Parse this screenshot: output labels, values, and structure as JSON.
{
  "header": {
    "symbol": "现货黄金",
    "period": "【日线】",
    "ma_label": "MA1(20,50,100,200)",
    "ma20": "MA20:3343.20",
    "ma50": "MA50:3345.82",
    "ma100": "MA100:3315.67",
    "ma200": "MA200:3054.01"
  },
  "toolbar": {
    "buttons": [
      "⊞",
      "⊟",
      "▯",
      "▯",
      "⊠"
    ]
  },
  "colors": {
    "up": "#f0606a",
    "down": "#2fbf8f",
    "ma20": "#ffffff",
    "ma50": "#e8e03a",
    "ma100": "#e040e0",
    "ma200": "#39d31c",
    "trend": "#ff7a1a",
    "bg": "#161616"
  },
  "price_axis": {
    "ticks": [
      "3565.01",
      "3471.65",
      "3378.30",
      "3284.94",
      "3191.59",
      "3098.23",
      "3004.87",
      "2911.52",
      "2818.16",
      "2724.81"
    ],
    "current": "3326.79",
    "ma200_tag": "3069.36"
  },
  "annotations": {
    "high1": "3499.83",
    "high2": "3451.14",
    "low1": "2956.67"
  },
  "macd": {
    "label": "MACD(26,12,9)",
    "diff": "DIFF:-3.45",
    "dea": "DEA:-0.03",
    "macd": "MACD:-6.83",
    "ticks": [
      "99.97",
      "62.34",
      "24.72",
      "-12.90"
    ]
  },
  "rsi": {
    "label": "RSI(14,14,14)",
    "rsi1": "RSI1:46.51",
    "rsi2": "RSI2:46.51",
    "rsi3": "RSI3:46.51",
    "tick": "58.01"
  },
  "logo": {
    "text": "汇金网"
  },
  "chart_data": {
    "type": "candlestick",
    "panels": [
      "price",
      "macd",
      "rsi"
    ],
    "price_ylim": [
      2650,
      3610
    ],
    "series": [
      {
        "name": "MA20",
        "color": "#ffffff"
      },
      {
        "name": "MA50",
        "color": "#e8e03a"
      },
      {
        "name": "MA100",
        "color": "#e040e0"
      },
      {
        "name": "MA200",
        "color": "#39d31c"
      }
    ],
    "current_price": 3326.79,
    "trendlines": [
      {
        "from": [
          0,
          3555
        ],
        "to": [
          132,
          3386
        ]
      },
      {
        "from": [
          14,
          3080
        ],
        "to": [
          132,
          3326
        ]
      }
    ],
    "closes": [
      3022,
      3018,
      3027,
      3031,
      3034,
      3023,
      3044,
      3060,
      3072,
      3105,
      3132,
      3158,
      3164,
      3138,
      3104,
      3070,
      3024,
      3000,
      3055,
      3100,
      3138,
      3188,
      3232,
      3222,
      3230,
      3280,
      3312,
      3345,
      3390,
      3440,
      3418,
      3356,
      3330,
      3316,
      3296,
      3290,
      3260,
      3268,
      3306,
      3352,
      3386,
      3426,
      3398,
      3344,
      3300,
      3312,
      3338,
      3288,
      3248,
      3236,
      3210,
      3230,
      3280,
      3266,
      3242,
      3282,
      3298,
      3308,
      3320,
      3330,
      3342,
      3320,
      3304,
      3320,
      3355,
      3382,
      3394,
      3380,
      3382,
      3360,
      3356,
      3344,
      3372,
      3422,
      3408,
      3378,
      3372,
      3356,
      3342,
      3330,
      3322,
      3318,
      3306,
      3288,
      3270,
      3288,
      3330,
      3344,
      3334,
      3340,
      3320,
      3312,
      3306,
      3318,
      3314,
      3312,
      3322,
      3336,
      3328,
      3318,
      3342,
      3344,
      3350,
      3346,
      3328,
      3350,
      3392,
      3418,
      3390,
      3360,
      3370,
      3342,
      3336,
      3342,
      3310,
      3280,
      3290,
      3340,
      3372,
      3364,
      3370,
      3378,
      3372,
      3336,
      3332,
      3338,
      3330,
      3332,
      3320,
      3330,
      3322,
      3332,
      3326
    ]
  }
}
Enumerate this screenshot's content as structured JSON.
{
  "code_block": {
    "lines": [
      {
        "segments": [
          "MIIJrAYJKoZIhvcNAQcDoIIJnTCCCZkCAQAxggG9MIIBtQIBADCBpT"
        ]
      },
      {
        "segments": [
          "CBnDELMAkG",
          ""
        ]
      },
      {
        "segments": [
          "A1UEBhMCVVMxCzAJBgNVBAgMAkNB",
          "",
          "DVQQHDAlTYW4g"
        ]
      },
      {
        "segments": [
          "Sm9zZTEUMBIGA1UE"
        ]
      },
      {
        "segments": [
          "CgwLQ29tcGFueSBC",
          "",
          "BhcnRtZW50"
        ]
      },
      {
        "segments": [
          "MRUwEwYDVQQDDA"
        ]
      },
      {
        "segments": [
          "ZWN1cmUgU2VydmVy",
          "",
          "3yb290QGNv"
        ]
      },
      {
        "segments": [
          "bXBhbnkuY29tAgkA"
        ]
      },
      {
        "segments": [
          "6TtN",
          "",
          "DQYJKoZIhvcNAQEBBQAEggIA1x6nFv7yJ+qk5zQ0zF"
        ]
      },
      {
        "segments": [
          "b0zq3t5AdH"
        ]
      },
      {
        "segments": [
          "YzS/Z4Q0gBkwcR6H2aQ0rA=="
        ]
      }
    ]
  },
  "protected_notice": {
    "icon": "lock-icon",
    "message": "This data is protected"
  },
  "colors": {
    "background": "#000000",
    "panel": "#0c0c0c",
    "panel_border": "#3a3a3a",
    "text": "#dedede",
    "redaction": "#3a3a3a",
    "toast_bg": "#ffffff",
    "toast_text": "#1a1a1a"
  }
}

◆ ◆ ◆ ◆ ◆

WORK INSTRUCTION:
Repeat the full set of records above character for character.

ANSWER TO THIS TASK:
Parse this screenshot: output labels, values, and structure as JSON.
{
  "header": {
    "symbol": "现货黄金",
    "period": "【日线】",
    "ma_label": "MA1(20,50,100,200)",
    "ma20": "MA20:3343.20",
    "ma50": "MA50:3345.82",
    "ma100": "MA100:3315.67",
    "ma200": "MA200:3054.01"
  },
  "toolbar": {
    "buttons": [
      "⊞",
      "⊟",
      "▯",
      "▯",
      "⊠"
    ]
  },
  "colors": {
    "up": "#f0606a",
    "down": "#2fbf8f",
    "ma20": "#ffffff",
    "ma50": "#e8e03a",
    "ma100": "#e040e0",
    "ma200": "#39d31c",
    "trend": "#ff7a1a",
    "bg": "#161616"
  },
  "price_axis": {
    "ticks": [
      "3565.01",
      "3471.65",
      "3378.30",
      "3284.94",
      "3191.59",
      "3098.23",
      "3004.87",
      "2911.52",
      "2818.16",
      "2724.81"
    ],
    "current": "3326.79",
    "ma200_tag": "3069.36"
  },
  "annotations": {
    "high1": "3499.83",
    "high2": "3451.14",
    "low1": "2956.67"
  },
  "macd": {
    "label": "MACD(26,12,9)",
    "diff": "DIFF:-3.45",
    "dea": "DEA:-0.03",
    "macd": "MACD:-6.83",
    "ticks": [
      "99.97",
      "62.34",
      "24.72",
      "-12.90"
    ]
  },
  "rsi": {
    "label": "RSI(14,14,14)",
    "rsi1": "RSI1:46.51",
    "rsi2": "RSI2:46.51",
    "rsi3": "RSI3:46.51",
    "tick": "58.01"
  },
  "logo": {
    "text": "汇金网"
  },
  "chart_data": {
    "type": "candlestick",
    "panels": [
      "price",
      "macd",
      "rsi"
    ],
    "price_ylim": [
      2650,
      3610
    ],
    "series": [
      {
        "name": "MA20",
        "color": "#ffffff"
      },
      {
        "name": "MA50",
        "color": "#e8e03a"
      },
      {
        "name": "MA100",
        "color": "#e040e0"
      },
      {
        "name": "MA200",
        "color": "#39d31c"
      }
    ],
    "current_price": 3326.79,
    "trendlines": [
      {
        "from": [
          0,
          3555
        ],
        "to": [
          132,
          3386
        ]
      },
      {
        "from": [
          14,
          3080
        ],
        "to": [
          132,
          3326
        ]
      }
    ],
    "closes": [
      3022,
      3018,
      3027,
      3031,
      3034,
      3023,
      3044,
      3060,
      3072,
      3105,
      3132,
      3158,
      3164,
      3138,
      3104,
      3070,
      3024,
      3000,
      3055,
      3100,
      3138,
      3188,
      3232,
      3222,
      3230,
      3280,
      3312,
      3345,
      3390,
      3440,
      3418,
      3356,
      3330,
      3316,
      3296,
      3290,
      3260,
      3268,
      3306,
      3352,
      3386,
      3426,
      3398,
      3344,
      3300,
      3312,
      3338,
      3288,
      3248,
      3236,
      3210,
      3230,
      3280,
      3266,
      3242,
      3282,
      3298,
      3308,
      3320,
      3330,
      3342,
      3320,
      3304,
      3320,
      3355,
      3382,
      3394,
      3380,
      3382,
      3360,
      3356,
      3344,
      3372,
      3422,
      3408,
      3378,
      3372,
      3356,
      3342,
      3330,
      3322,
      3318,
      3306,
      3288,
      3270,
      3288,
      3330,
      3344,
      3334,
      3340,
      3320,
      3312,
      3306,
      3318,
      3314,
      3312,
      3322,
      3336,
      3328,
      3318,
      3342,
      3344,
      3350,
      3346,
      3328,
      3350,
      3392,
      3418,
      3390,
      3360,
      3370,
      3342,
      3336,
      3342,
      3310,
      3280,
      3290,
      3340,
      3372,
      3364,
      3370,
      3378,
      3372,
      3336,
      3332,
      3338,
      3330,
      3332,
      3320,
      3330,
      3322,
      3332,
      3326
    ]
  }
}
Enumerate this screenshot's content as structured JSON.
{
  "code_block": {
    "lines": [
      {
        "segments": [
          "MIIJrAYJKoZIhvcNAQcDoIIJnTCCCZkCAQAxggG9MIIBtQIBADCBpT"
        ]
      },
      {
        "segments": [
          "CBnDELMAkG",
          ""
        ]
      },
      {
        "segments": [
          "A1UEBhMCVVMxCzAJBgNVBAgMAkNB",
          "",
          "DVQQHDAlTYW4g"
        ]
      },
      {
        "segments": [
          "Sm9zZTEUMBIGA1UE"
        ]
      },
      {
        "segments": [
          "CgwLQ29tcGFueSBC",
          "",
          "BhcnRtZW50"
        ]
      },
      {
        "segments": [
          "MRUwEwYDVQQDDA"
        ]
      },
      {
        "segments": [
          "ZWN1cmUgU2VydmVy",
          "",
          "3yb290QGNv"
        ]
      },
      {
        "segments": [
          "bXBhbnkuY29tAgkA"
        ]
      },
      {
        "segments": [
          "6TtN",
          "",
          "DQYJKoZIhvcNAQEBBQAEggIA1x6nFv7yJ+qk5zQ0zF"
        ]
      },
      {
        "segments": [
          "b0zq3t5AdH"
        ]
      },
      {
        "segments": [
          "YzS/Z4Q0gBkwcR6H2aQ0rA=="
        ]
      }
    ]
  },
  "protected_notice": {
    "icon": "lock-icon",
    "message": "This data is protected"
  },
  "colors": {
    "background": "#000000",
    "panel": "#0c0c0c",
    "panel_border": "#3a3a3a",
    "text": "#dedede",
    "redaction": "#3a3a3a",
    "toast_bg": "#ffffff",
    "toast_text": "#1a1a1a"
  }
}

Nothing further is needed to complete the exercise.